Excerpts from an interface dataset

================

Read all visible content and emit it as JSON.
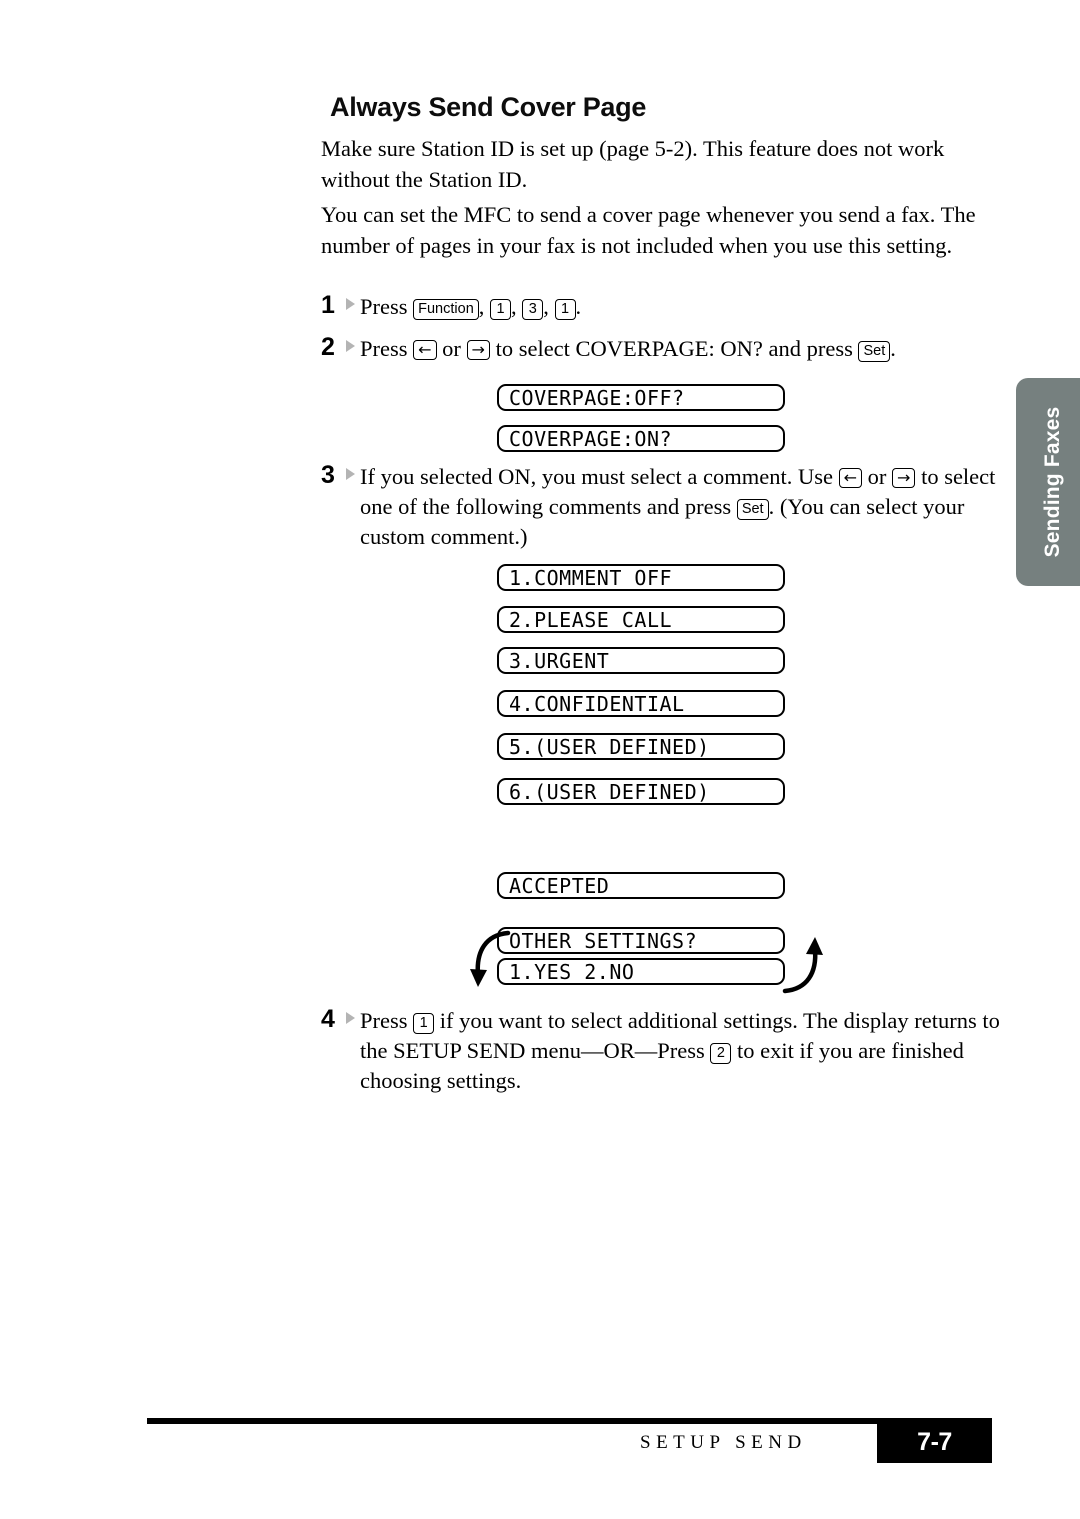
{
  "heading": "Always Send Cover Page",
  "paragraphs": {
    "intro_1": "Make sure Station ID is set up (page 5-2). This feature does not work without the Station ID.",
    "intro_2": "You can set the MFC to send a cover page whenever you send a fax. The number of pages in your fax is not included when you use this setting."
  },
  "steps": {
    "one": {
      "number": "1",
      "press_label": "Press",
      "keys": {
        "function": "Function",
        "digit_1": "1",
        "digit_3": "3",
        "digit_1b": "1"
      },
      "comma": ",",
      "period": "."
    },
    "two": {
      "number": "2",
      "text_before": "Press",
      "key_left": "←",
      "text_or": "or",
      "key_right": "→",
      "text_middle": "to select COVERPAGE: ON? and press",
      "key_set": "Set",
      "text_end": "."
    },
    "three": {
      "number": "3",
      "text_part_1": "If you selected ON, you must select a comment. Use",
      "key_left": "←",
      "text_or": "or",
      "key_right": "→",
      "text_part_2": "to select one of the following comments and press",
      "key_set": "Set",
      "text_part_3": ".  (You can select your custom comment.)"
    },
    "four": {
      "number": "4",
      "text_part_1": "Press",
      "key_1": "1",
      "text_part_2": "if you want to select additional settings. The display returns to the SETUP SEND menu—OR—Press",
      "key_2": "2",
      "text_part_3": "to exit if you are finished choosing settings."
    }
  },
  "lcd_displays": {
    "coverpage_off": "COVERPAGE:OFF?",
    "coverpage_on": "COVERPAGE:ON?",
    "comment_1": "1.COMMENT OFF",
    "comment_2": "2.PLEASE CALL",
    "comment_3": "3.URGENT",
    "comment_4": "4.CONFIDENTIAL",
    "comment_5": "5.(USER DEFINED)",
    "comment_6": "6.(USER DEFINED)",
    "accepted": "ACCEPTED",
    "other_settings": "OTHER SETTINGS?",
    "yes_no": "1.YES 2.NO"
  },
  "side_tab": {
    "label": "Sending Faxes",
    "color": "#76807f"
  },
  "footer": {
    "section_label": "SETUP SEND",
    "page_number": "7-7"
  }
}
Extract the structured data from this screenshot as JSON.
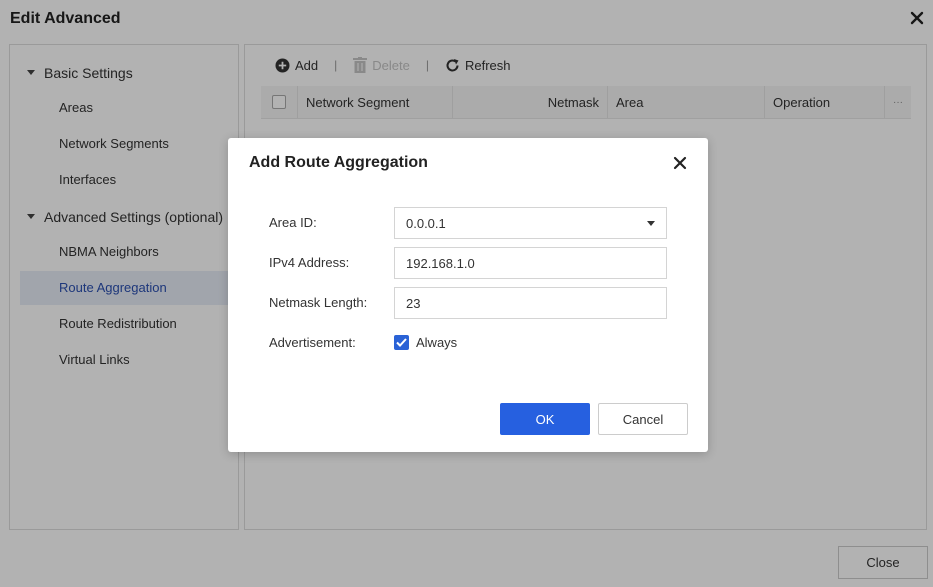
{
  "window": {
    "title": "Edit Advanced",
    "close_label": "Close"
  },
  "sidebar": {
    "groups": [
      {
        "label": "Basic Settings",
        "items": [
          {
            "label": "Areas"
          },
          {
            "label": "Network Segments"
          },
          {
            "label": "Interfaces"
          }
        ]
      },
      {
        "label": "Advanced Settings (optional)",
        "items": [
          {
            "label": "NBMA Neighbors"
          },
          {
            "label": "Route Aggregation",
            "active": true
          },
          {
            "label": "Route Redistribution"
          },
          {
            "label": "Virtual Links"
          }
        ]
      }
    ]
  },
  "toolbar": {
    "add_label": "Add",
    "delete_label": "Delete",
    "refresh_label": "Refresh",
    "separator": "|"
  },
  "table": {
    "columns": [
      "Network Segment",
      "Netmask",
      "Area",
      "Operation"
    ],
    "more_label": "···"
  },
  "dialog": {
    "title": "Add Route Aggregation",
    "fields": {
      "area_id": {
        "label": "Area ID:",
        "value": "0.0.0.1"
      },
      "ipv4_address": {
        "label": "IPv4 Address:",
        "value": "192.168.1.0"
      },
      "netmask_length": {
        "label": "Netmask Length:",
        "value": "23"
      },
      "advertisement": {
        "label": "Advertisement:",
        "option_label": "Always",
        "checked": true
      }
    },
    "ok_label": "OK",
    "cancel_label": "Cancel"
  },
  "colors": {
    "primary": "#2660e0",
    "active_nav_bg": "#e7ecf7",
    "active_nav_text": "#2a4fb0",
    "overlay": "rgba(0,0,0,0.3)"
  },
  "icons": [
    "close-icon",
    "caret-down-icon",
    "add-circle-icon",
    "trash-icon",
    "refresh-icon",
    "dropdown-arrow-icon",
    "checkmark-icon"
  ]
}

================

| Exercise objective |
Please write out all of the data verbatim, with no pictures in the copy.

| Result of this exercise |
Read all visible content and emit it as JSON.
{
  "heading": "Always Send Cover Page",
  "paragraphs": {
    "intro_1": "Make sure Station ID is set up (page 5-2). This feature does not work without the Station ID.",
    "intro_2": "You can set the MFC to send a cover page whenever you send a fax. The number of pages in your fax is not included when you use this setting."
  },
  "steps": {
    "one": {
      "number": "1",
      "press_label": "Press",
      "keys": {
        "function": "Function",
        "digit_1": "1",
        "digit_3": "3",
        "digit_1b": "1"
      },
      "comma": ",",
      "period": "."
    },
    "two": {
      "number": "2",
      "text_before": "Press",
      "key_left": "←",
      "text_or": "or",
      "key_right": "→",
      "text_middle": "to select COVERPAGE: ON? and press",
      "key_set": "Set",
      "text_end": "."
    },
    "three": {
      "number": "3",
      "text_part_1": "If you selected ON, you must select a comment. Use",
      "key_left": "←",
      "text_or": "or",
      "key_right": "→",
      "text_part_2": "to select one of the following comments and press",
      "key_set": "Set",
      "text_part_3": ".  (You can select your custom comment.)"
    },
    "four": {
      "number": "4",
      "text_part_1": "Press",
      "key_1": "1",
      "text_part_2": "if you want to select additional settings. The display returns to the SETUP SEND menu—OR—Press",
      "key_2": "2",
      "text_part_3": "to exit if you are finished choosing settings."
    }
  },
  "lcd_displays": {
    "coverpage_off": "COVERPAGE:OFF?",
    "coverpage_on": "COVERPAGE:ON?",
    "comment_1": "1.COMMENT OFF",
    "comment_2": "2.PLEASE CALL",
    "comment_3": "3.URGENT",
    "comment_4": "4.CONFIDENTIAL",
    "comment_5": "5.(USER DEFINED)",
    "comment_6": "6.(USER DEFINED)",
    "accepted": "ACCEPTED",
    "other_settings": "OTHER SETTINGS?",
    "yes_no": "1.YES 2.NO"
  },
  "side_tab": {
    "label": "Sending Faxes",
    "color": "#76807f"
  },
  "footer": {
    "section_label": "SETUP SEND",
    "page_number": "7-7"
  }
}
Extract the structured data from this screenshot as JSON.
{
  "window": {
    "title": "Edit Advanced",
    "close_label": "Close"
  },
  "sidebar": {
    "groups": [
      {
        "label": "Basic Settings",
        "items": [
          {
            "label": "Areas"
          },
          {
            "label": "Network Segments"
          },
          {
            "label": "Interfaces"
          }
        ]
      },
      {
        "label": "Advanced Settings (optional)",
        "items": [
          {
            "label": "NBMA Neighbors"
          },
          {
            "label": "Route Aggregation",
            "active": true
          },
          {
            "label": "Route Redistribution"
          },
          {
            "label": "Virtual Links"
          }
        ]
      }
    ]
  },
  "toolbar": {
    "add_label": "Add",
    "delete_label": "Delete",
    "refresh_label": "Refresh",
    "separator": "|"
  },
  "table": {
    "columns": [
      "Network Segment",
      "Netmask",
      "Area",
      "Operation"
    ],
    "more_label": "···"
  },
  "dialog": {
    "title": "Add Route Aggregation",
    "fields": {
      "area_id": {
        "label": "Area ID:",
        "value": "0.0.0.1"
      },
      "ipv4_address": {
        "label": "IPv4 Address:",
        "value": "192.168.1.0"
      },
      "netmask_length": {
        "label": "Netmask Length:",
        "value": "23"
      },
      "advertisement": {
        "label": "Advertisement:",
        "option_label": "Always",
        "checked": true
      }
    },
    "ok_label": "OK",
    "cancel_label": "Cancel"
  },
  "colors": {
    "primary": "#2660e0",
    "active_nav_bg": "#e7ecf7",
    "active_nav_text": "#2a4fb0",
    "overlay": "rgba(0,0,0,0.3)"
  },
  "icons": [
    "close-icon",
    "caret-down-icon",
    "add-circle-icon",
    "trash-icon",
    "refresh-icon",
    "dropdown-arrow-icon",
    "checkmark-icon"
  ]
}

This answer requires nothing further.